Requirement: In the entries below, find every line holding the string "atividade" and collect it.

+--

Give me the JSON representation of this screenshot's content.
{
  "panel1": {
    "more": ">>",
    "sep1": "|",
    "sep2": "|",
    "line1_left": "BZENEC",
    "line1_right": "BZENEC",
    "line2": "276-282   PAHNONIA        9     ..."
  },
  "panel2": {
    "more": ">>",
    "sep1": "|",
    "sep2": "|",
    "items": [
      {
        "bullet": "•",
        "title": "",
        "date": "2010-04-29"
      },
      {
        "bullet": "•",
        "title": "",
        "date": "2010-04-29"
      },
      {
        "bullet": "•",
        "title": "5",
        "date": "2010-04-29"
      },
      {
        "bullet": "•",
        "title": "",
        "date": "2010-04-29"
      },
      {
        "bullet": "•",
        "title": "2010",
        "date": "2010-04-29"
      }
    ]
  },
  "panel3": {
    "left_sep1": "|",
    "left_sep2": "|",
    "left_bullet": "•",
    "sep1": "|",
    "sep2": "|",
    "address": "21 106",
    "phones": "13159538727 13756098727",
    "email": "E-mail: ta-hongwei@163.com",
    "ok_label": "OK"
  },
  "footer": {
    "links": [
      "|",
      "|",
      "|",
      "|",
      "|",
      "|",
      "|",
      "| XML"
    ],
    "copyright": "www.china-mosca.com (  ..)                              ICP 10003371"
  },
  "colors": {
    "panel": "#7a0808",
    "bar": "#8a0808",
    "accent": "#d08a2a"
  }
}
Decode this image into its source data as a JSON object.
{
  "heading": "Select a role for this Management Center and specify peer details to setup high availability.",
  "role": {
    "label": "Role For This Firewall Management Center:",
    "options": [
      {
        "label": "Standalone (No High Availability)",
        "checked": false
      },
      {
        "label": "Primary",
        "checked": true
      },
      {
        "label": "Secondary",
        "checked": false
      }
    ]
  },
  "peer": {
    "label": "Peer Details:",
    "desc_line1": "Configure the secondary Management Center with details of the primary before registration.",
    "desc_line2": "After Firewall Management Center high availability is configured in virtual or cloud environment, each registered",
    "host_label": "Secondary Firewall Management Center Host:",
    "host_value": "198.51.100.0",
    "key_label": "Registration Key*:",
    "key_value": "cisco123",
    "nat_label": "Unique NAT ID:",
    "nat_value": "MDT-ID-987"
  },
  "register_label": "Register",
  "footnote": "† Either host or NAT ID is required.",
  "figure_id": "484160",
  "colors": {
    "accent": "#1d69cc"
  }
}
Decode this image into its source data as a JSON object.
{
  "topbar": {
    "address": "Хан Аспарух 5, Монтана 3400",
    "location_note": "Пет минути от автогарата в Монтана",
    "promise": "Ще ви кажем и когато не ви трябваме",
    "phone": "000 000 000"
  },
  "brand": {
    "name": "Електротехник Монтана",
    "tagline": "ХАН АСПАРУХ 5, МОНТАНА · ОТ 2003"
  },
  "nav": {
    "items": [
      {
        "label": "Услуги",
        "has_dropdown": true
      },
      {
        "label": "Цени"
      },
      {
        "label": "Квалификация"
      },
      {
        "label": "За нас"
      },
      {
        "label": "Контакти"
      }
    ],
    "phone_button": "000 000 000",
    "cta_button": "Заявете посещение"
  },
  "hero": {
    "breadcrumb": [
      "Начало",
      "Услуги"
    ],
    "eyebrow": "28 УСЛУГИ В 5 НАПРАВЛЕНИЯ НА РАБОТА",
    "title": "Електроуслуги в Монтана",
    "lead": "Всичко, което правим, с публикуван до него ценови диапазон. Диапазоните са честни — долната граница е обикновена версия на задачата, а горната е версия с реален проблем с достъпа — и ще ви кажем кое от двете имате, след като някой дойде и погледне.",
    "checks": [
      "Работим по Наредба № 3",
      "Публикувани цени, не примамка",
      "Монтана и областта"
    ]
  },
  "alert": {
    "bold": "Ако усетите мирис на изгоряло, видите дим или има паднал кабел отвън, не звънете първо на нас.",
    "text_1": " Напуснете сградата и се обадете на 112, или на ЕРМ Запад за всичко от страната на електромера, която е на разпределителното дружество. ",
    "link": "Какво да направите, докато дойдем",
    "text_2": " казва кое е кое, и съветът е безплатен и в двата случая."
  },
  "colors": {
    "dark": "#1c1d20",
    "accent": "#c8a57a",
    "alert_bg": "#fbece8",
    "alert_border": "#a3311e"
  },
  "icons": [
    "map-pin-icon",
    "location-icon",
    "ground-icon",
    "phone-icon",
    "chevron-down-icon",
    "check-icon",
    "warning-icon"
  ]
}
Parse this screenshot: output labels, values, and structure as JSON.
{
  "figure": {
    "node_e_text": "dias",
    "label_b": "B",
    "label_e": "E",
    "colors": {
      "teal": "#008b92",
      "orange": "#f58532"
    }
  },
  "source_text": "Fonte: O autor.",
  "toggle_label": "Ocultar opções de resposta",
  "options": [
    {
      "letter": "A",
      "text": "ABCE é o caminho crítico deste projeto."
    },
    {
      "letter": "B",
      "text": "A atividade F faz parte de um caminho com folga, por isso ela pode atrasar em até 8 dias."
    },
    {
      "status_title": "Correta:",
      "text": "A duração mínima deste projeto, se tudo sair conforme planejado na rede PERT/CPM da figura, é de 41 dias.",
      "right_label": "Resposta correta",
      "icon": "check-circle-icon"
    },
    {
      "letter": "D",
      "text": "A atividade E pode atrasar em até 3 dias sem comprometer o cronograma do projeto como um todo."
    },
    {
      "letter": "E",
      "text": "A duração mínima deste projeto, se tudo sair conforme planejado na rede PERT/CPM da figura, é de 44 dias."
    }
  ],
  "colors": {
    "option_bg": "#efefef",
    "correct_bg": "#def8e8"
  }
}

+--

Written solution:
      "text": "A atividade F faz parte de um caminho com folga, por isso ela pode atrasar em até 8 dias."
      "text": "A atividade E pode atrasar em até 3 dias sem comprometer o cronograma do projeto como um todo."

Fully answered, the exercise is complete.